Energy efficiency (EE) discussions never get far before someone raises the specter of “rebound.” Rebound is the consumers’ response to an energy efficiency improvement that causes them to increase energy consumption. If your car gets better fuel economy, you may drive it more. If incandescent lights are replaced with efficient compact fluorescents, you feel ok about leaving the driveway and doorway lit up while you are out for the evening.
EE rebound is often treated as a failure. Many in the EE community act as if it is our dirty secret and claim that it is minimal. Some opponents of government policies to support energy efficiency investment argue that rebound is so large that it wipes out the entire energy savings from the investment, an outcome given the evocative name of “backfire”.
I’ve been reading a lot about rebound lately (and am working on a paper on the subject). I’m convinced that EE rebound is quite significant, though it’s very unlikely to make it all the way to backfire in most cases.
But here’s the more important point: Rebound is a good thing. It’s economic value creation. When your car gets better fuel economy, you are better off even if you drive no more. But if you find new valuable uses for the car now that it is cheaper to run, then you are getting even more value out of the car than you would if the improved fuel economy didn’t change your use of it. Likewise, leaving those lights on when you go out has real value. It wasn’t valuable enough when you had the old expensive lights, but with low-cost CFLs, it’s worth lighting your path, so you don’t have to feel around in the dark or risk running over the toys that were left in the driveway. Rebound is a benefit of EE investment, not a drawback. It signals that the investment has made consumers even better off than the simple gain from using less energy when you do the same thing.
If you are worried about GHG emissions, however, that view of rebound may be cold comfort.
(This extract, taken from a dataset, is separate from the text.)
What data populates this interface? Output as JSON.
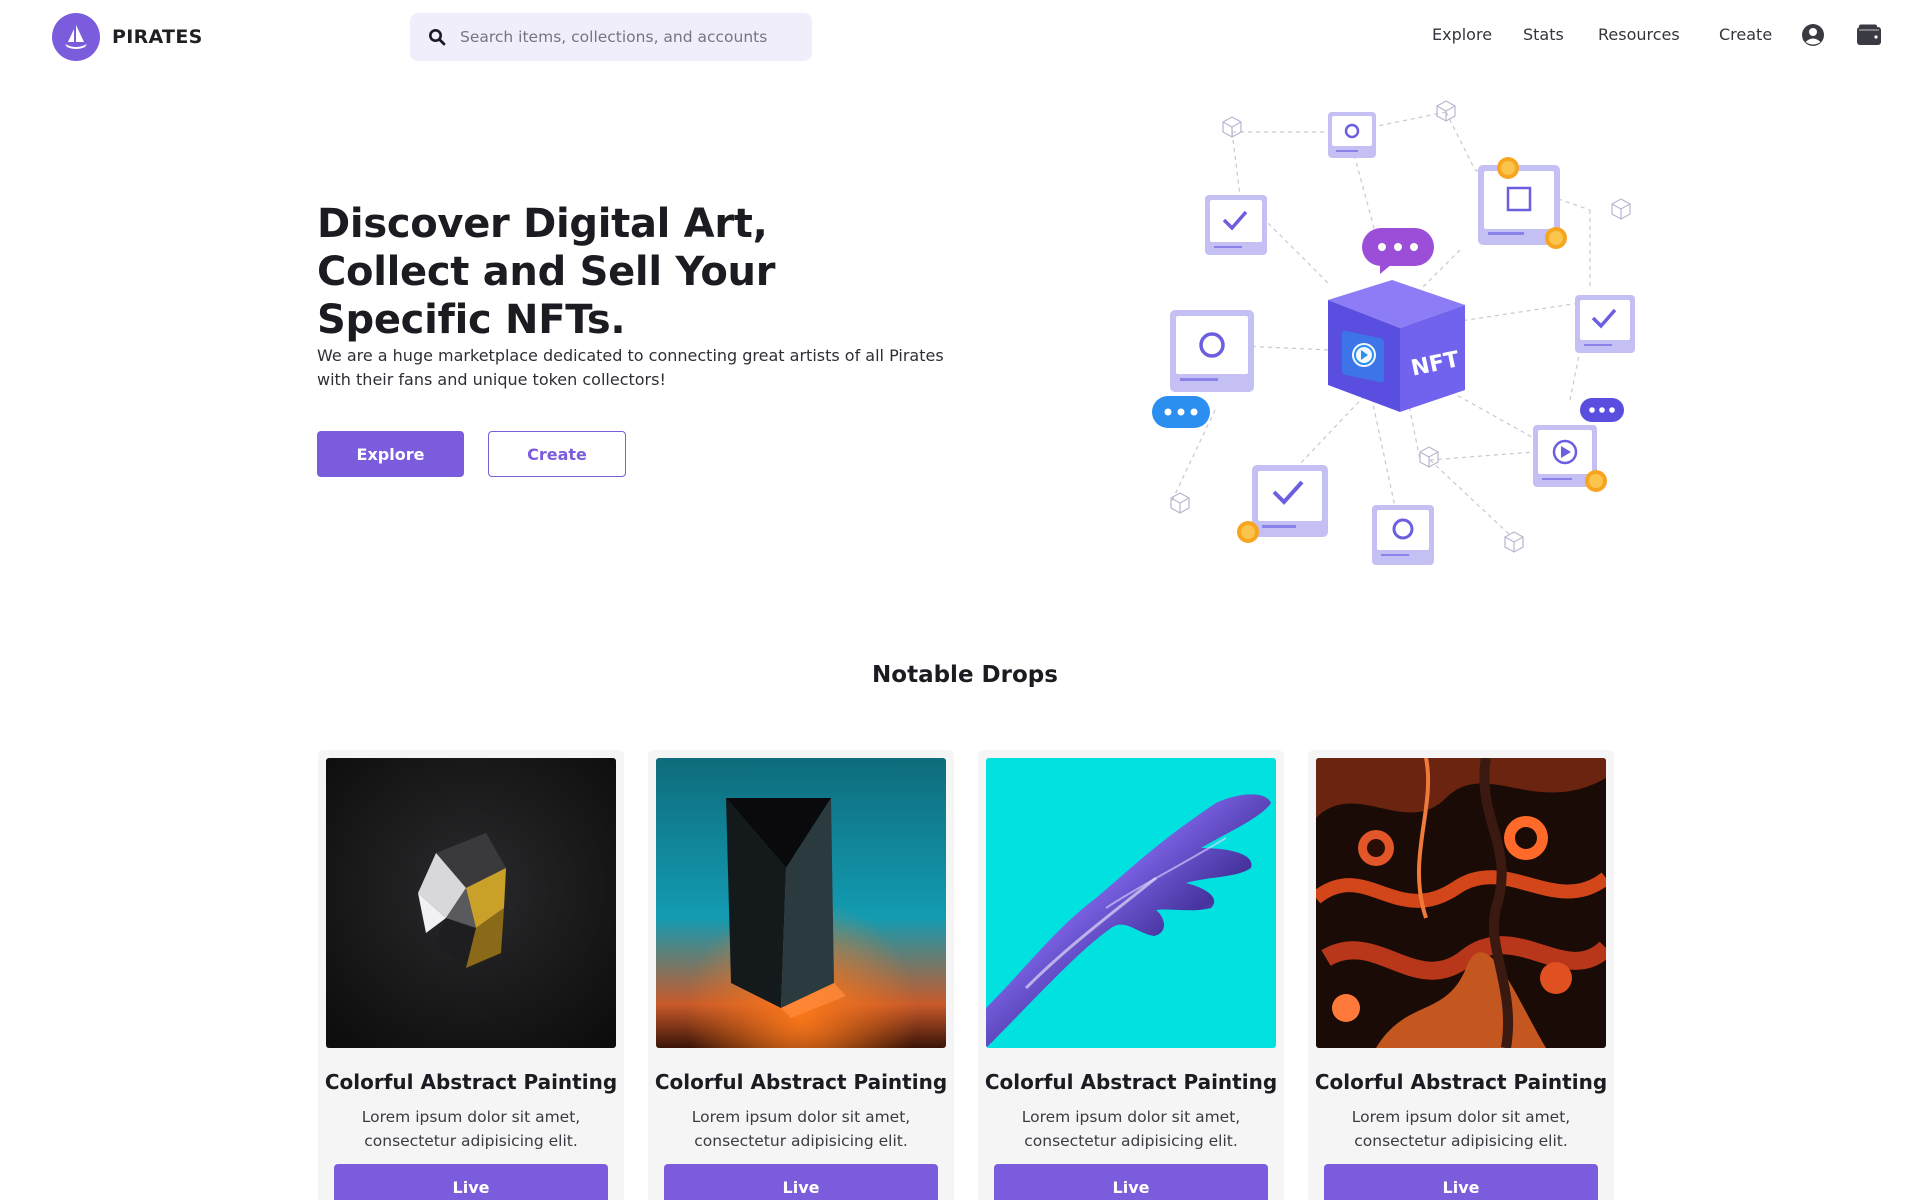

But take heart: The consumer’s extra gain from rebound can support policies to reduce GHGs. An example:
A new insulation technology would make a home more energy efficient, but would cost about as much as (or maybe even a bit more than) it would save the consumer given their typical thermostat settings. With the greater energy efficiency, however, the consumer keeps the house at a warmer temperature in the winter and cooler in the summer, because the extra comfort is less expensive after the EE improvement. That is extra value to the consumer. If the no-rebound energy savings calculation was about (or not quite) break-even, the extra value from a more comfortable temperature setting makes it a winner for the consumer.
More generally (and speaking in economics now), the consumer surplus gain from rebound means that more complementary policies that decrease GHGs, such as a simultaneous tax increase on electricity, can be adopted while still leaving the consumer better off.
Opposing energy efficiency because it causes rebound makes no more sense than opposing innovations in electronics because they increase energy use. Any value-creating activity is likely to boost energy consumption. The question is how we channel that value creation, and whether we are wise enough to use our newfound wealth to solve society’s most pressing problems, including climate change.